On August 10, 991 A.C.E., near Maldon, on the Blackwater river, ( at the time called Panta ), was fought a battle between the English, ( Anglo - Saxons ), and an invading force of Norwegian warriors, ( Vikings ). Some sources suggest it was Olaf Tryggvason who led the Vikings, but the evidence is murky at best. ( Only one manuscript of the Anglo - Saxon Chronicles says it was the Norwegian Olaf Tryggvason . The Anglo - Saxon forces were led by an Earl named Byrthnoth, also spelled, Brithnoth, who served during the reign of King Athelred the Unready.
It is estimated that between two to four thousand Vikings landed on what is now called the Northey Island Causeway. This causeway at low tide becomes a land bridge from the island to the shore. It says in the Liber Eliensis that the Anglo Saxon Byrthnoth, "was neither shaken by the small number of his men, nor was he afraid of the numbers of his enemies. Most sources and historians believe that the two forces were actually fairly equal in numbers. It is said that the leader of the Vikings, ( Olaf ? ) called across the causway to the mainland and spoke to the Anglo - Saxon Earl. He is said to have told him that if he was paid in gold he would sail away and cause no harm to their countryside of their people. Byrthnoth is said to have replied, " We will pay you with spear tips, and sword blades. "
As the battle began the Viking forces could not make any progress across the land bridge, obviously they attacked at low tide, because Byrthnoth had blocked their way with his army. According to the Anglo - Saxon Chronicles, Olaf asked Byrthnoth to allow his warriors to cross the land bridge, which Earl Byrthnoth allowed. I find this as a historian to be an almost impossible tale to believe, and I think the Vikings simply overwhelmed them in battle, and pushed the Anglo - Saxons out of their way. Would the Spartan 300 have allowed the Persians to just walk through the pass they were guarding ? No ! Things like that only happen in stories, not in real life. The fighting was fierce by all accounts, and went on, as did most battles in those days, for hours and hours, and usually broke down into individual combats. According to one source the battle was lost when a man named Godric fled the battlefield riding Byrthnoth's horse. When the English forces saw this they thought it was Byrthnoth who was fleeing which made many of the English lose heart and flee as well. There may be some truth to this part of the tale. If someone other than Byrthnoth fled on his horse it probably meant that Byrthnoth was injured, or possibly even dead. In ancient battles many armies would flee if their commander had been killed.
After a long and bloody battle the Vikings finally overwhelmed the Anglo - Saxons, and defeated them. Byrthnoth's body was eventually found on the battlefield without his head. Lying by his side was his gold hilted sword. He died a warrior's death protecting his king, his homeland, and his peoples, and that is the way that history should remember him and in most respects that is the way that he is remembered to this day in England.
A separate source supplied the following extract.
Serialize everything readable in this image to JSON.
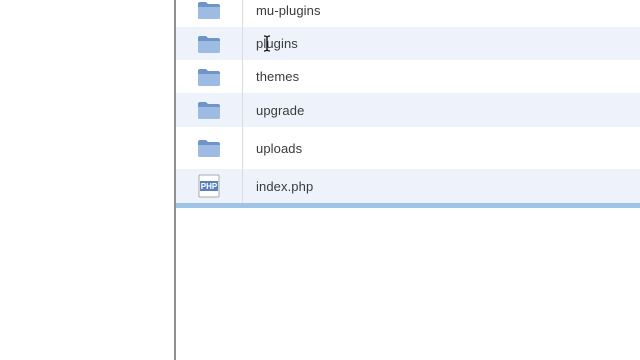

The clergy in England quickly advised King Aethelred to pay off the Vikings, and the king, who probably was like his name, "unready", agreed to pay the Vikings 10,000 pounds of silver to leave his lands in peace. This is the first time in recorded history that Danegeld was paid to Viking raiders in England. It would of course not be the last time because paying off the Vikings just brought them back time and time again !
Next : The Battle Of Maldon : From the Anglo - Saxon Chronicles.
Go with Odin's wisdom, Freyja's love, and Thor's protection !